I am lucky to live in the beautiful city of Bath in the south-west of England. Bath is renowned for its Roman Baths and Georgian architecture but its council has fallen into a prisoners dilemma.
The city has three main recycling centres to encourage people to recycle as much waste as possible. At the moment anyone can use the centres whether they live in Bath or not. Equally anyone in Bath can also use a centre in another city if they want to. I sometimes use a centre in another area because it is on my way to work.
I don’t know how much they spend on the recycling service but let’s assume it is £100,000 (it’s always good to use a nice round number!).
If 10% of people come from other areas and they are banned from using the sites then the cost will fall to £90,000, but the council will now have to pay the cost of monitoring who is using the sites. Let’s say monitoring cost is £5,000, then the cost for the council becomes £95,000. The council has saved £5,000 by stopping people from other areas from using the service. The neighbouring council now has more people to deal with because no-one from their area can go to Bath anymore. Their cost goes up to £110,000.
This is fine for Bath until the neighbouring councils do the same thing. When that happens then the 10% of people who were going from Bath to another area (like me) can only use the Bath centres. This now adds £10,000 back onto the Bath cost bringing it up to £105,000. This is the original cost of the service plus the cost of monitoring who is using it.
Showing the game in a grid looks like this:
|Accept others||Residents only|
|Accept others||(£100,000; £100,000)||(£110,000; £95,000)|
|Residents only||(£95,000; £110,000)||(£105,000; £105,000)|
We can see that this is a classic prisoners dilemma.

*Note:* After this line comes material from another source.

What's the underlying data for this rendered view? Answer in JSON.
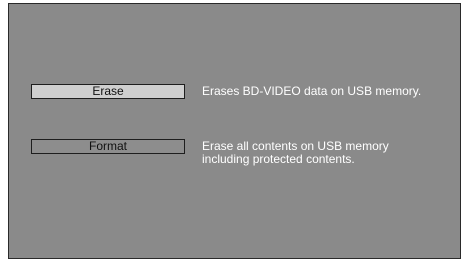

If the other council is accepting others then Bath is better off if it restricts its service to residents only (a cost of £95,000 rather than £100,000).
The alternative is that the other council limits its service and then Bath’s best response is also to limit its service (a cost of £105,000 rather than £110,000).
Either way the best response is to limit the service even though this leads to a worse result for both than if they both kept an open service.
That’s explains why they have decided to restrict the service to residents, but why has this only just started to happen when the service has been running for years?
The answer is because the councils have changed the game they are playing. Before the ‘Great Recession’ the councils based their service around maximising the amount of waste that is recycled. When this is their priority then they have no reason to restrict who uses the service, all that matters is that the waste is recycled.
Now the council’s are playing the game using money as the measure of success. This has changed the game into a prisoners dilemma and the councils are now trapped.
This is a real life example where changing what is important in the game has changed the outcome.
What you measure matters because it changes the game